The Mikado is a hilarious parody which takes place in the town of Titipu. It is here that Nanki-Poo, the son of the Mikado, Emperor of Japan, has fled to escape certain marriage with Katisha, an attractive but older lady. In Titipu, the authorities have just enacted a new law that bans all flirting and making it a capital offence punishable by death.
Having disguised himself as a travelling musician, Nanki-Poo promptly falls in love with Yum Yum, the young ward of the local tailor, Ko Ko, who she just happens to be engaged to as well. It seems that Nanki-Poo is doomed never to find true love. However, word reaches him that Ko Ko has been condemned to death for flirting. Nanki-Poo hurries back to Titipu to find Yum Yum only to hear that not only has Ko Ko been reprieved, but that the authorities have elected him as Lord High Executioner.

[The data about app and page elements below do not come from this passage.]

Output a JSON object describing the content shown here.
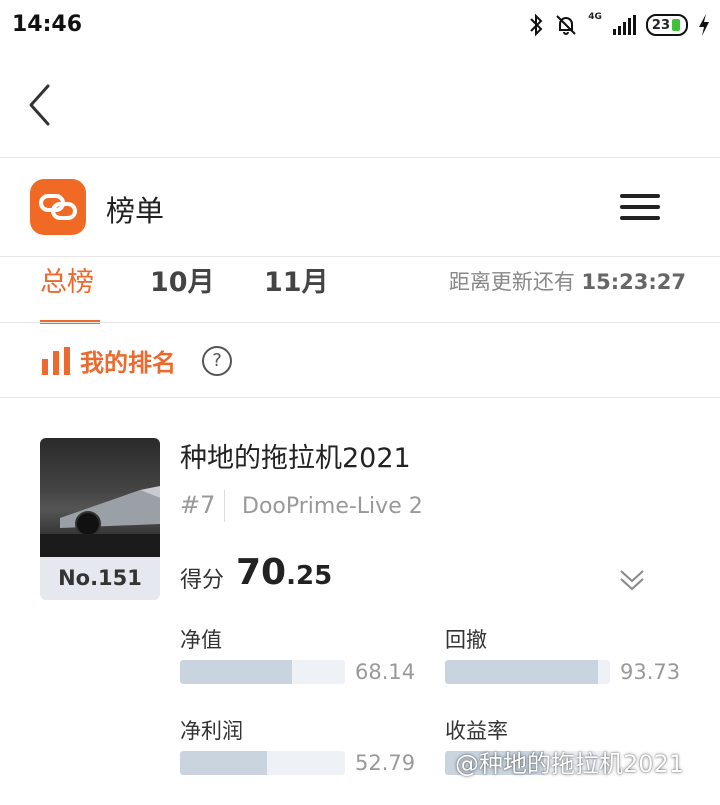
{
  "status_bar": {
    "time": "14:46",
    "network": "4G",
    "battery": "23"
  },
  "header": {
    "app_title": "榜单"
  },
  "tabs": [
    {
      "label": "总榜",
      "active": true
    },
    {
      "label": "10月",
      "active": false
    },
    {
      "label": "11月",
      "active": false
    }
  ],
  "countdown": {
    "label": "距离更新还有",
    "time": "15:23:27"
  },
  "my_ranking": {
    "title": "我的排名"
  },
  "card": {
    "rank_no": "No.151",
    "username": "种地的拖拉机2021",
    "rank_hash": "#7",
    "server": "DooPrime-Live 2",
    "score_label": "得分",
    "score_int": "70",
    "score_dec": ".25",
    "metrics": [
      {
        "label": "净值",
        "value": "68.14",
        "fill": 0.68
      },
      {
        "label": "回撤",
        "value": "93.73",
        "fill": 0.93
      },
      {
        "label": "净利润",
        "value": "52.79",
        "fill": 0.53
      },
      {
        "label": "收益率",
        "value": "",
        "fill": 0.6
      }
    ]
  },
  "watermark": "@种地的拖拉机2021",
  "colors": {
    "accent": "#ec6a2f",
    "logo_bg": "#f06a25",
    "bar_fill": "#c9d4df",
    "bar_track": "#eef2f7"
  }
}
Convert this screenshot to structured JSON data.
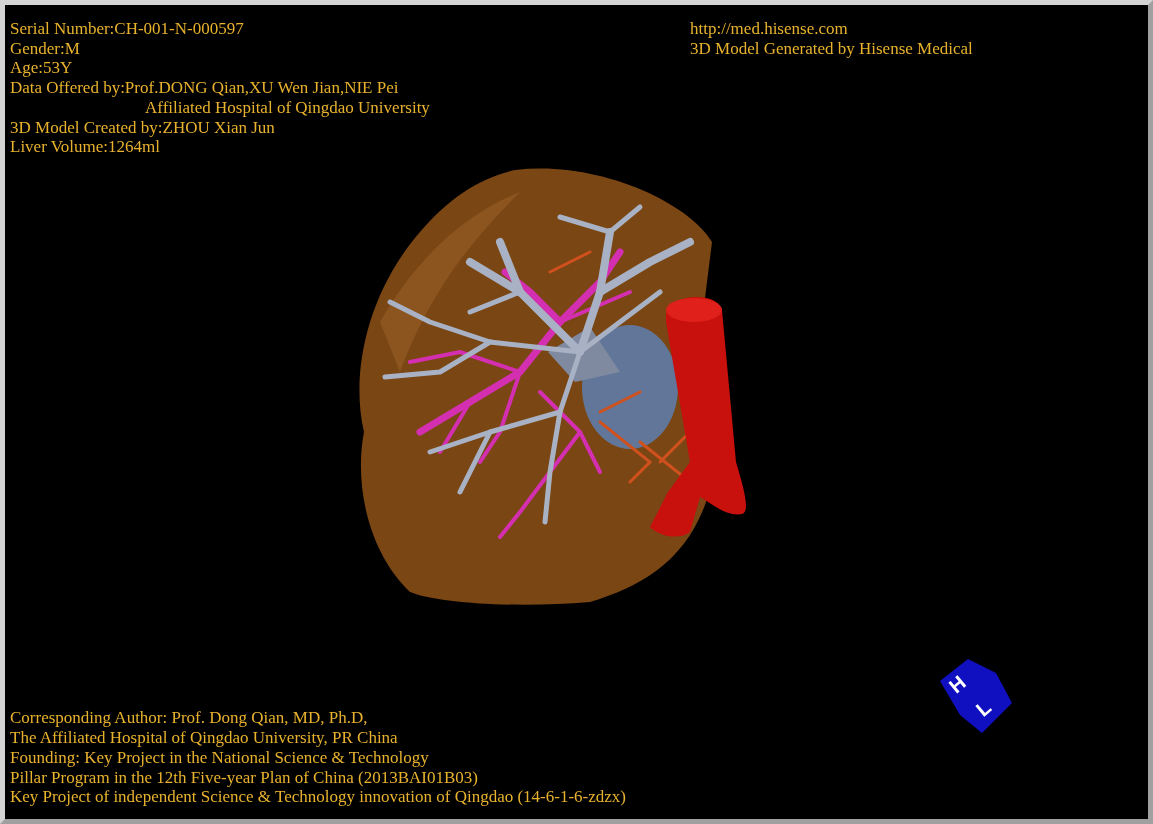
{
  "header_left": [
    {
      "kind": "plain",
      "text": "Serial Number:CH-001-N-000597"
    },
    {
      "kind": "plain",
      "text": "Gender:M"
    },
    {
      "kind": "plain",
      "text": "Age:53Y"
    },
    {
      "kind": "plain",
      "text": "Data Offered by:Prof.DONG Qian,XU Wen Jian,NIE Pei"
    },
    {
      "kind": "indented",
      "text": "Affiliated Hospital of Qingdao University"
    },
    {
      "kind": "plain",
      "text": "3D Model Created by:ZHOU Xian Jun"
    },
    {
      "kind": "plain",
      "text": "Liver Volume:1264ml"
    }
  ],
  "header_right": [
    "http://med.hisense.com",
    "3D Model Generated by Hisense Medical"
  ],
  "footer": [
    "Corresponding Author: Prof. Dong Qian, MD, Ph.D,",
    "The Affiliated Hospital of Qingdao University, PR China",
    "Founding: Key Project in the National Science & Technology",
    "Pillar Program in the 12th Five-year Plan of China (2013BAI01B03)",
    "Key Project of independent Science & Technology innovation of Qingdao (14-6-1-6-zdzx)"
  ],
  "orientation_cube": {
    "labels": [
      "H",
      "L"
    ]
  }
}
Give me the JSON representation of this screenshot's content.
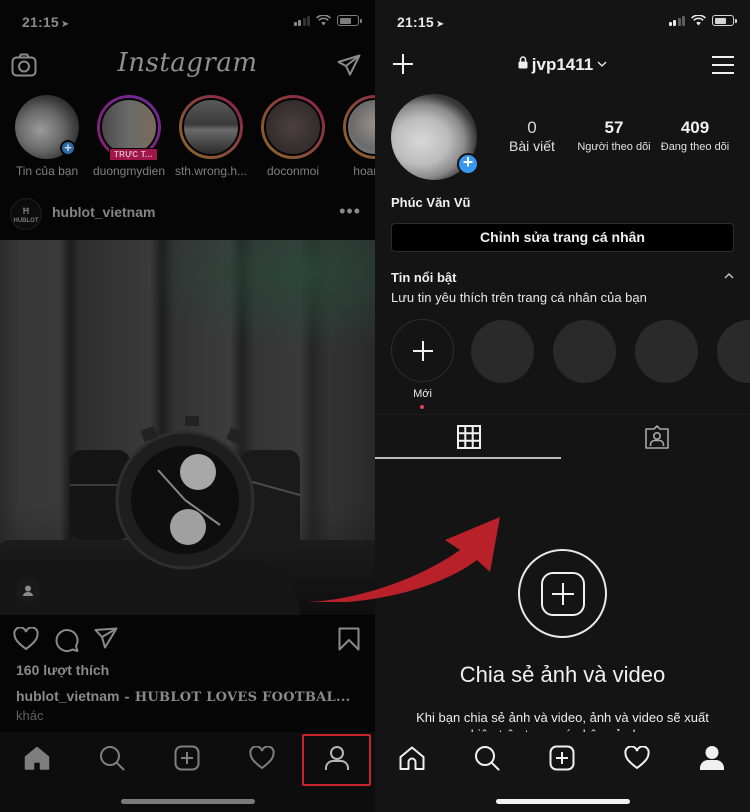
{
  "left": {
    "status": {
      "time": "21:15",
      "location_icon": "location-arrow-icon",
      "signal_bars": 4,
      "signal_filled": 2
    },
    "header": {
      "logo": "Instagram",
      "left_icon": "camera-icon",
      "right_icon": "direct-message-icon"
    },
    "stories": [
      {
        "name": "Tin của bạn",
        "own": true,
        "badge": "+"
      },
      {
        "name": "duongmydien",
        "live_label": "TRỰC T..."
      },
      {
        "name": "sth.wrong.h..."
      },
      {
        "name": "doconmoi"
      },
      {
        "name": "hoangth"
      }
    ],
    "post": {
      "account": "hublot_vietnam",
      "avatar_text": "HUBLOT",
      "more_icon": "more-horizontal-icon",
      "image_alt": "Hublot chronograph watch in stadium seats",
      "likes": "160 lượt thích",
      "caption_user": "hublot_vietnam",
      "caption_text": " - HUBLOT LOVES FOOTBAL...",
      "more_label": "khác"
    },
    "tabbar": [
      "home",
      "search",
      "new-post",
      "activity",
      "profile"
    ],
    "highlighted_tab": "profile"
  },
  "right": {
    "status": {
      "time": "21:15"
    },
    "header": {
      "username": "jvp1411",
      "private": true
    },
    "profile": {
      "display_name": "Phúc Văn Vũ",
      "stats": [
        {
          "value": "0",
          "label": "Bài viết"
        },
        {
          "value": "57",
          "label": "Người theo dõi"
        },
        {
          "value": "409",
          "label": "Đang theo dõi"
        }
      ],
      "edit_button": "Chỉnh sửa trang cá nhân"
    },
    "highlights": {
      "title": "Tin nổi bật",
      "subtitle": "Lưu tin yêu thích trên trang cá nhân của bạn",
      "new_label": "Mới"
    },
    "tabs": [
      {
        "name": "grid",
        "active": true
      },
      {
        "name": "tagged",
        "active": false
      }
    ],
    "empty_state": {
      "title": "Chia sẻ ảnh và video",
      "subtitle": "Khi bạn chia sẻ ảnh và video, ảnh và video sẽ xuất hiện trên trang cá nhân của bạn"
    },
    "tabbar": [
      "home",
      "search",
      "new-post",
      "activity",
      "profile"
    ],
    "active_tab": "profile"
  },
  "annotation": {
    "type": "arrow",
    "color": "#c8242a",
    "from": "left-profile-tab",
    "to": "right-profile-screen"
  }
}
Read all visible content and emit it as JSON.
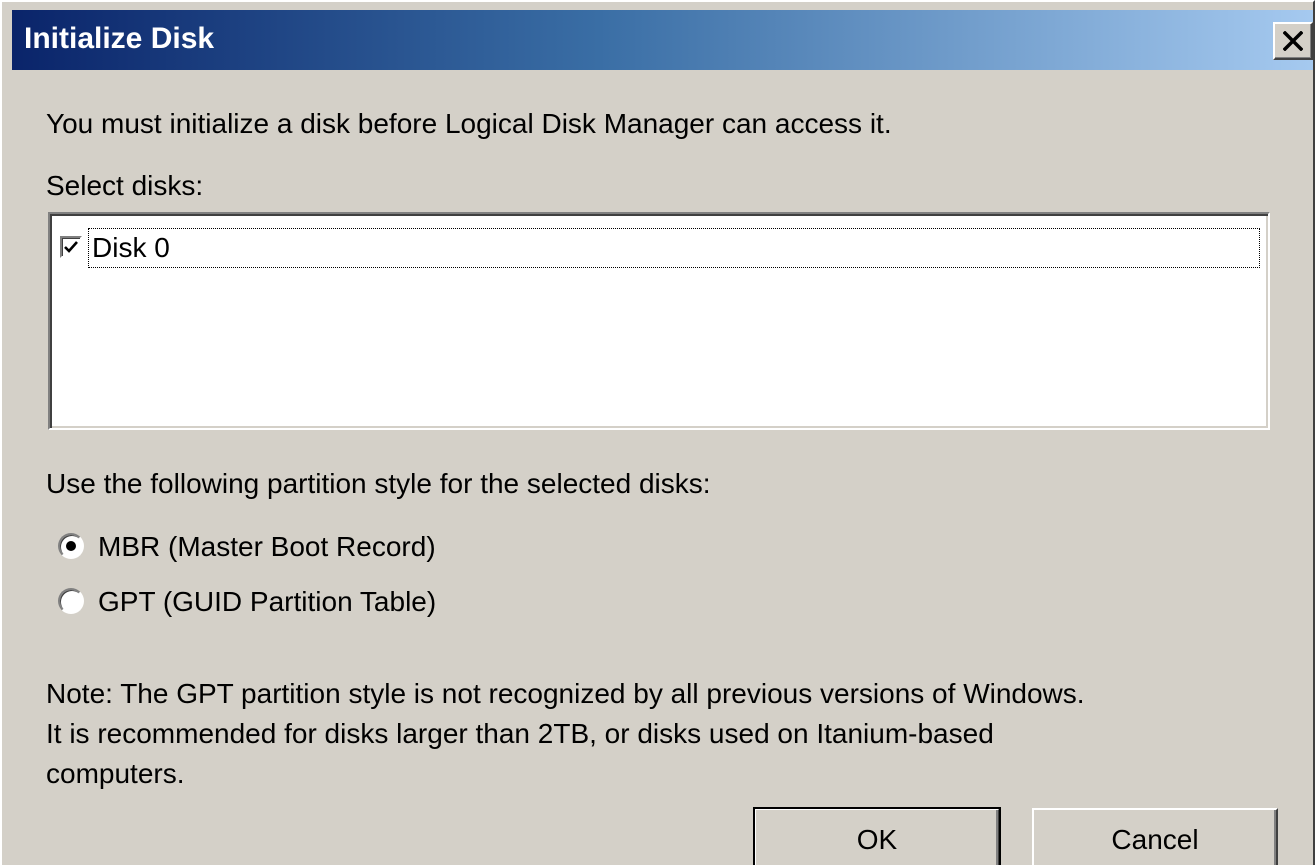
{
  "window": {
    "title": "Initialize Disk",
    "close_icon": "close-x-icon",
    "titlebar_gradient": [
      "#0a246a",
      "#3a6ea5",
      "#a6caf0"
    ],
    "face_color": "#d4d0c8"
  },
  "intro_text": "You must initialize a disk before Logical Disk Manager can access it.",
  "select_disks": {
    "label": "Select disks:",
    "items": [
      {
        "label": "Disk 0",
        "checked": true,
        "icon": "checkmark-icon"
      }
    ]
  },
  "partition": {
    "label": "Use the following partition style for the selected disks:",
    "options": [
      {
        "label": "MBR (Master Boot Record)",
        "selected": true
      },
      {
        "label": "GPT (GUID Partition Table)",
        "selected": false
      }
    ]
  },
  "note": {
    "lines": [
      "Note: The GPT partition style is not recognized by all previous versions of Windows.",
      "It is recommended for disks larger than 2TB, or disks used on Itanium-based",
      "computers."
    ]
  },
  "buttons": {
    "ok_label": "OK",
    "cancel_label": "Cancel"
  }
}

The Town Council hopes to stem the rash of executions, reasoning that if Ko Ko is next in line for the chop, he would have to cut off his own head first, before he could execute anybody else!
However, the Mikado has noticed the lack of executions in Titipu and demands that there be more. Ko Ko, desperate to avoid cutting off his own head, needs a substitute. Ko Ko sees Nanki-Poo and offers to let him marry Yum Yum, provided he agrees to his own execution a month later. Then, just as the wedding ceremony begins, it transpires that a condemned man’s wife must, by law, be buried alive with his corpse.
Just as Titipu descends into uproar at this news, Katisha arrives to claim Nanki-Poo as her husband!
It takes all of W S Gilbert’s biting wit and powers of satire to bring The Mikado to a happy, if topsy turvy, conclusion in this most British of romantic comic operas. One critic has called The Mikado “the cleverest comic opera in the English language”. However, it also boasts one of the finest scores as well, courtesy of Sir Arthur Sullivan, with such memorable songs as Three Little Maids, The Sun Whose Rays, A Wandering Minstrel, On A Tree By A River and Behold The Lord High Executioner.
The Mikado is at the Regent in Christchurch with Christchurch Gilbert & Sullivan Society from Thursday 27 – Saturday 29 September at 7.30pm with a matinee on Saturday at 2.30pm.